A few posts ago, I wrote about concentrating on the idea of if the cancer comes back, not when. All I got to say is when is now.

I received the official word the night before Thanksgiving that my most recent PET scan showed a slight enhancement on my liver and that there was a new spot on my rib.  My oncologist calls it an early progression, and is starting me on the chemo Kadcyla next Friday. Kadcyla is a combination of chemo and Herceptin, and delivers the chemo directly to the cancer cells. It is supposed to be much more gentle. I get to keep my hair.

Frankly, keeping my hair is no consolation. I'd rather keep my life. But here we go again. I was hoping and praying the Herceptin and my body would keep the cancer at bay for years. My oncologist tells me I exceeded her expectations for how long I would stay stable. Seriously? She expected me to start dying sooner? What the. . .? That thought ain't no consolation either.

Happy Thanksgiving to me.

Honestly? I've been crying consistently since hearing the news. Today I lost it, pulled over after getting lost, throwing any free item I could reach around the inside of my car in a fit of rage. I am angry. I am sad. I am scared. And I am angry.

This is not fair. I know people who are total assholes who have had metastatic cancer and now seem to be cancer free. And this idea of "just keep fighting?" Screw that. I am sick of fighting. I just want to live my life. I am tired of living with the Damocles sword of death, resulting in the re scheduling of anything in my life that might mean anything to me. As a trucker might say,  fuck this shit.

Tattoos not advisable while on chemo? I'm getting one any way.  Vacations a risky idea? I'm going. Big purchases not recommended. I'm buying.  Life can do what it wants with me, but I'm gonna live.

All I have to say is when, when, when. Fuck that shit. I'm going to live now.

Monday, November 18, 2013

Cancer Should Never Be a Usual Experience

The other day I found myself using the word "usually" in the same sentence as "cancer".  I was asking a friend if she would meet me for lunch after my every 6-month scheduled CT and bone scans, and, was telling her that usually the technician injects me with the radioactive substance, has me drink the barium, and then sends me off for the CT.  I said those words without thinking. But after a few minutes, it hit me.  I have a "usually" when it comes to cancer?  How could anything ever be usual about cancer?  Am I nuts?  Two years ago, there was nothing usual in my mind about cancer except that the people I knew who got cancer, usually died of cancer.

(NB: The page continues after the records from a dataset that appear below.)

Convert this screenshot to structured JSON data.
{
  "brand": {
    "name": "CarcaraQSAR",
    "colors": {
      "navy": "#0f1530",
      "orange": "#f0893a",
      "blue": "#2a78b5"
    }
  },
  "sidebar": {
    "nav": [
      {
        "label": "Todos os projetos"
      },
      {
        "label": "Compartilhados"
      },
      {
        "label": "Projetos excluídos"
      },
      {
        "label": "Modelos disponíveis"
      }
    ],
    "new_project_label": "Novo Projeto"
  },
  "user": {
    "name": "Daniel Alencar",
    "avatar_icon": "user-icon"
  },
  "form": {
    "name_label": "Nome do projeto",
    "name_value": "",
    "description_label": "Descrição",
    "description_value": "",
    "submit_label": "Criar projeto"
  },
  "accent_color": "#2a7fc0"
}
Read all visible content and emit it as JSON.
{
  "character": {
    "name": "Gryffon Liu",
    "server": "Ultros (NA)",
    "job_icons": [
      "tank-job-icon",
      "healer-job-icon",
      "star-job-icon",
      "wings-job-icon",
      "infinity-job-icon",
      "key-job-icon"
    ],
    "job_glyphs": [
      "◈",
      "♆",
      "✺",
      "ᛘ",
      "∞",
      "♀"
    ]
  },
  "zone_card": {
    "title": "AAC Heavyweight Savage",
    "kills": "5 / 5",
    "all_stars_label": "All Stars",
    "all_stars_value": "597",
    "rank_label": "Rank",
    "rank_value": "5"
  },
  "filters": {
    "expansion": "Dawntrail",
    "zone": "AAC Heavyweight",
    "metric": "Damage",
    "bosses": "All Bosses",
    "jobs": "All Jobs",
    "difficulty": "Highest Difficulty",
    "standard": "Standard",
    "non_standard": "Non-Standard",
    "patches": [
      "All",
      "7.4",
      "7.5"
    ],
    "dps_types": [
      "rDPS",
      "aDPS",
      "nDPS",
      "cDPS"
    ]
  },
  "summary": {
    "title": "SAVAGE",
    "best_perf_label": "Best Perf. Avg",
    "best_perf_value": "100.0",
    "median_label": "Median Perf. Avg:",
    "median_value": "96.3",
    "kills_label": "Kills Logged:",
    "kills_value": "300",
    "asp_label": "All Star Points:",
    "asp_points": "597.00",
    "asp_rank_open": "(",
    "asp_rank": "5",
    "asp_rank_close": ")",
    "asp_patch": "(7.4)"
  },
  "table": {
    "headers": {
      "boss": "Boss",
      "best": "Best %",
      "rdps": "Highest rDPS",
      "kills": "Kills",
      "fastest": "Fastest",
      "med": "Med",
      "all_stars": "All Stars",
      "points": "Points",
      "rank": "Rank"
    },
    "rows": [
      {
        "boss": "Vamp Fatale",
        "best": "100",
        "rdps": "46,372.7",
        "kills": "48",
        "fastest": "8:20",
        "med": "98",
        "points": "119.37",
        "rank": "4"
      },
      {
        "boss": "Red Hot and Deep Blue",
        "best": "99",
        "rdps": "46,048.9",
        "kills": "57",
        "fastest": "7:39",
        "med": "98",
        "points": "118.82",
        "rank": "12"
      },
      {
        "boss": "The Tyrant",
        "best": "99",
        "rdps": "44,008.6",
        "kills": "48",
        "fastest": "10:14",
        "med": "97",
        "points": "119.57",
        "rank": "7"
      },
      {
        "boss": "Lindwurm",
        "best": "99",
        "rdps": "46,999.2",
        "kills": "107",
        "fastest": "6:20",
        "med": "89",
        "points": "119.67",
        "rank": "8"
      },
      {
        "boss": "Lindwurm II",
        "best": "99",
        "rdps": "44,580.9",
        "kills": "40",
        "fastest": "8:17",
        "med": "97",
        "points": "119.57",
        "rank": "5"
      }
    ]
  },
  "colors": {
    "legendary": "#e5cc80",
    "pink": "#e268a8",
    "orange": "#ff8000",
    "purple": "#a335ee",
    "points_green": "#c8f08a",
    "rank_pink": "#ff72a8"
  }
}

So when I was diagnosed with cancer, especially Stage IV metastatic breast cancer, I immediately thought I was going to follow the usual pattern and die.  I didn't. Instead, I lived. And almost two years later, I was telling a friend about my cancer "usual." After this long, I have a pattern, a routine.  I am still surprised to hear myself be so blasé, so usual about cancer.

But let's be honest. What I have is luck. For too many people with cancer, their usual is short-lived and painful. As I heard an oncologist say shortly after I was diagnosed, how someone fares with cancer is entirely dependent upon the biology of the tumor and the biology of the person who has that tumor. Cancer is like a virus. It learns the treatments, learns the body's biology, and it outsmarts the system. I have lucky biology.  I have a relatively easy usual.  And I am grateful.

But I am not naive. I know this lucky ride can end at any time.  The cancer could easily learn my biology, and take my life away bit by tiny bit. I've learned to live with the fear.  When fear drifts through my mind, I've learned to push it away, and think, "Well, best get on with what I'm doing, because who knows if I'll be able to do this much longer."  It might sound weird, but thinking this way makes it easier for me. And in an odd way, thinking this way makes me grateful.  I'm grateful that right now I can drive, walk, attend a party, see a play. I'm not trying to be melodramatic. It is the truth.  I've seen too many people unable to do even the simplest of things as they suffer through unending cancer treatment and progression.

So Lisa and I will be eating lunch this Friday at my usual post-scan restaurant, as I wait for my usual once a month Herceptin infusion, after which I'll head home for my usual post-scan nap.   And I will be grateful for my friend's company and care, and for the tasty post-scan meal. Luck is my cancer usual, and I'm going to keep on knocking on wood that the luck ride continues.  I live in the world of cancer, and it's an unbelievably unusual world in which to live.